--- START ---

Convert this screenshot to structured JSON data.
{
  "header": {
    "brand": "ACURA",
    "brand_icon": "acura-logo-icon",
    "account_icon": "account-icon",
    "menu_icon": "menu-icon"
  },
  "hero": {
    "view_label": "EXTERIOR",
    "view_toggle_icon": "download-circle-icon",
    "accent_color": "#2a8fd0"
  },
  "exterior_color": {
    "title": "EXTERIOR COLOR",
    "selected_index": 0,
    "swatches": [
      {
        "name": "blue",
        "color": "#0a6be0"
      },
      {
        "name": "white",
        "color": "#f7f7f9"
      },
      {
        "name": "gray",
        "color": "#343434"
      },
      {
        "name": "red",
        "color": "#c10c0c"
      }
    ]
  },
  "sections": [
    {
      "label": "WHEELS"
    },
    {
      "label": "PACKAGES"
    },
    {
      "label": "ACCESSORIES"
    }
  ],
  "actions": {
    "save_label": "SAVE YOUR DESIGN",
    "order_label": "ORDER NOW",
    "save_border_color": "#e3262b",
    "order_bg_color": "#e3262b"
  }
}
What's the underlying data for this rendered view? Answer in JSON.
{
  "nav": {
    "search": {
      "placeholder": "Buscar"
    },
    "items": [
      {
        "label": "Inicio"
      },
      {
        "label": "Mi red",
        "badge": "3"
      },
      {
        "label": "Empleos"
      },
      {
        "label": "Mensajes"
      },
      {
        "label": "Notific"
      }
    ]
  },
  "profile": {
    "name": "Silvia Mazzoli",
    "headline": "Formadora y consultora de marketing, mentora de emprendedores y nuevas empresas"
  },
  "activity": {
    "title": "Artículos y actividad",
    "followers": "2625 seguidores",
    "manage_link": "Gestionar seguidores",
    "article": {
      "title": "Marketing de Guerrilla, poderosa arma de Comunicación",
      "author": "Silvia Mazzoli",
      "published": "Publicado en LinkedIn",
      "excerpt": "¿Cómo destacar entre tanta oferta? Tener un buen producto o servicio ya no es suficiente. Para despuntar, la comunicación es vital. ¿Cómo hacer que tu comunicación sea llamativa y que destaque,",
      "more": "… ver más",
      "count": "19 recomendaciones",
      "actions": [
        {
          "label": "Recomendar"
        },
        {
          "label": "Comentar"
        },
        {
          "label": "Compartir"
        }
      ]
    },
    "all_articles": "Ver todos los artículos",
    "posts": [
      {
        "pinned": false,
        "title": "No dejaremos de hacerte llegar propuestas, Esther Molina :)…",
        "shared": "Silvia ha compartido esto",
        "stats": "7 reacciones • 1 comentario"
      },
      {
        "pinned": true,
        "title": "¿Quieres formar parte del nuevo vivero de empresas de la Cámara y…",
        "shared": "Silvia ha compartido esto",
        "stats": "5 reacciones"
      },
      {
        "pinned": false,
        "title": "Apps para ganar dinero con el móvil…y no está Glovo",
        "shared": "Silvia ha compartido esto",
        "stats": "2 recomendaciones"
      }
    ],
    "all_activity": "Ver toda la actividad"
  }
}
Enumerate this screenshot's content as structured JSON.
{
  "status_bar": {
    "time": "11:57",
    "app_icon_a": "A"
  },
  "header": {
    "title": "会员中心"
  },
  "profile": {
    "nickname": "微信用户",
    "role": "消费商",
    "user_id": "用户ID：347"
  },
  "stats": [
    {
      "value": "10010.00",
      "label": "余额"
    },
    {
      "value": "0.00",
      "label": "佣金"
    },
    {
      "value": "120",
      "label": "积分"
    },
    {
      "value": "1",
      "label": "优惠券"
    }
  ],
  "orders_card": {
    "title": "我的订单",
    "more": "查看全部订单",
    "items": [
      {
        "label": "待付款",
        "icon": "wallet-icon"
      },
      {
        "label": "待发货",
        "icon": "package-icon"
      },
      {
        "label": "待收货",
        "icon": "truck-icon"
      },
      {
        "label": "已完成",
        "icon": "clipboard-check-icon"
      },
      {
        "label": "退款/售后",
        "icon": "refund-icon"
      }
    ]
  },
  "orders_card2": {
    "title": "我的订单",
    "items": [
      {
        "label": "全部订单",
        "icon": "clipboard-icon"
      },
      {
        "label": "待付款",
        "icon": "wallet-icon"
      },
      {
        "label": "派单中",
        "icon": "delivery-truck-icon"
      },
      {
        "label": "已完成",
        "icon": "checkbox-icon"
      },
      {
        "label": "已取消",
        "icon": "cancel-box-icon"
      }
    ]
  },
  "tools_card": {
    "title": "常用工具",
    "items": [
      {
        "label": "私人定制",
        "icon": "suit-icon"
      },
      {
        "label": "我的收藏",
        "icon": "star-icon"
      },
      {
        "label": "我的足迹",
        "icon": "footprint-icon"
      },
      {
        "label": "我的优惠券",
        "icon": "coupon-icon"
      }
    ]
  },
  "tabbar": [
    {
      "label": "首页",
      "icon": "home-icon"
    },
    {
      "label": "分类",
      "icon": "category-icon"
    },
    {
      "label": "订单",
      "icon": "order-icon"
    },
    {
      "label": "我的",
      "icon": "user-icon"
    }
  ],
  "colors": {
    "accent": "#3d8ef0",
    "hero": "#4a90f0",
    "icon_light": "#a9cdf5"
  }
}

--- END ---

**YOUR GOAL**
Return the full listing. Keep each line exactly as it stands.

**RESPONSE AREA**
Convert this screenshot to structured JSON data.
{
  "header": {
    "brand": "ACURA",
    "brand_icon": "acura-logo-icon",
    "account_icon": "account-icon",
    "menu_icon": "menu-icon"
  },
  "hero": {
    "view_label": "EXTERIOR",
    "view_toggle_icon": "download-circle-icon",
    "accent_color": "#2a8fd0"
  },
  "exterior_color": {
    "title": "EXTERIOR COLOR",
    "selected_index": 0,
    "swatches": [
      {
        "name": "blue",
        "color": "#0a6be0"
      },
      {
        "name": "white",
        "color": "#f7f7f9"
      },
      {
        "name": "gray",
        "color": "#343434"
      },
      {
        "name": "red",
        "color": "#c10c0c"
      }
    ]
  },
  "sections": [
    {
      "label": "WHEELS"
    },
    {
      "label": "PACKAGES"
    },
    {
      "label": "ACCESSORIES"
    }
  ],
  "actions": {
    "save_label": "SAVE YOUR DESIGN",
    "order_label": "ORDER NOW",
    "save_border_color": "#e3262b",
    "order_bg_color": "#e3262b"
  }
}
What's the underlying data for this rendered view? Answer in JSON.
{
  "nav": {
    "search": {
      "placeholder": "Buscar"
    },
    "items": [
      {
        "label": "Inicio"
      },
      {
        "label": "Mi red",
        "badge": "3"
      },
      {
        "label": "Empleos"
      },
      {
        "label": "Mensajes"
      },
      {
        "label": "Notific"
      }
    ]
  },
  "profile": {
    "name": "Silvia Mazzoli",
    "headline": "Formadora y consultora de marketing, mentora de emprendedores y nuevas empresas"
  },
  "activity": {
    "title": "Artículos y actividad",
    "followers": "2625 seguidores",
    "manage_link": "Gestionar seguidores",
    "article": {
      "title": "Marketing de Guerrilla, poderosa arma de Comunicación",
      "author": "Silvia Mazzoli",
      "published": "Publicado en LinkedIn",
      "excerpt": "¿Cómo destacar entre tanta oferta? Tener un buen producto o servicio ya no es suficiente. Para despuntar, la comunicación es vital. ¿Cómo hacer que tu comunicación sea llamativa y que destaque,",
      "more": "… ver más",
      "count": "19 recomendaciones",
      "actions": [
        {
          "label": "Recomendar"
        },
        {
          "label": "Comentar"
        },
        {
          "label": "Compartir"
        }
      ]
    },
    "all_articles": "Ver todos los artículos",
    "posts": [
      {
        "pinned": false,
        "title": "No dejaremos de hacerte llegar propuestas, Esther Molina :)…",
        "shared": "Silvia ha compartido esto",
        "stats": "7 reacciones • 1 comentario"
      },
      {
        "pinned": true,
        "title": "¿Quieres formar parte del nuevo vivero de empresas de la Cámara y…",
        "shared": "Silvia ha compartido esto",
        "stats": "5 reacciones"
      },
      {
        "pinned": false,
        "title": "Apps para ganar dinero con el móvil…y no está Glovo",
        "shared": "Silvia ha compartido esto",
        "stats": "2 recomendaciones"
      }
    ],
    "all_activity": "Ver toda la actividad"
  }
}
Enumerate this screenshot's content as structured JSON.
{
  "status_bar": {
    "time": "11:57",
    "app_icon_a": "A"
  },
  "header": {
    "title": "会员中心"
  },
  "profile": {
    "nickname": "微信用户",
    "role": "消费商",
    "user_id": "用户ID：347"
  },
  "stats": [
    {
      "value": "10010.00",
      "label": "余额"
    },
    {
      "value": "0.00",
      "label": "佣金"
    },
    {
      "value": "120",
      "label": "积分"
    },
    {
      "value": "1",
      "label": "优惠券"
    }
  ],
  "orders_card": {
    "title": "我的订单",
    "more": "查看全部订单",
    "items": [
      {
        "label": "待付款",
        "icon": "wallet-icon"
      },
      {
        "label": "待发货",
        "icon": "package-icon"
      },
      {
        "label": "待收货",
        "icon": "truck-icon"
      },
      {
        "label": "已完成",
        "icon": "clipboard-check-icon"
      },
      {
        "label": "退款/售后",
        "icon": "refund-icon"
      }
    ]
  },
  "orders_card2": {
    "title": "我的订单",
    "items": [
      {
        "label": "全部订单",
        "icon": "clipboard-icon"
      },
      {
        "label": "待付款",
        "icon": "wallet-icon"
      },
      {
        "label": "派单中",
        "icon": "delivery-truck-icon"
      },
      {
        "label": "已完成",
        "icon": "checkbox-icon"
      },
      {
        "label": "已取消",
        "icon": "cancel-box-icon"
      }
    ]
  },
  "tools_card": {
    "title": "常用工具",
    "items": [
      {
        "label": "私人定制",
        "icon": "suit-icon"
      },
      {
        "label": "我的收藏",
        "icon": "star-icon"
      },
      {
        "label": "我的足迹",
        "icon": "footprint-icon"
      },
      {
        "label": "我的优惠券",
        "icon": "coupon-icon"
      }
    ]
  },
  "tabbar": [
    {
      "label": "首页",
      "icon": "home-icon"
    },
    {
      "label": "分类",
      "icon": "category-icon"
    },
    {
      "label": "订单",
      "icon": "order-icon"
    },
    {
      "label": "我的",
      "icon": "user-icon"
    }
  ],
  "colors": {
    "accent": "#3d8ef0",
    "hero": "#4a90f0",
    "icon_light": "#a9cdf5"
  }
}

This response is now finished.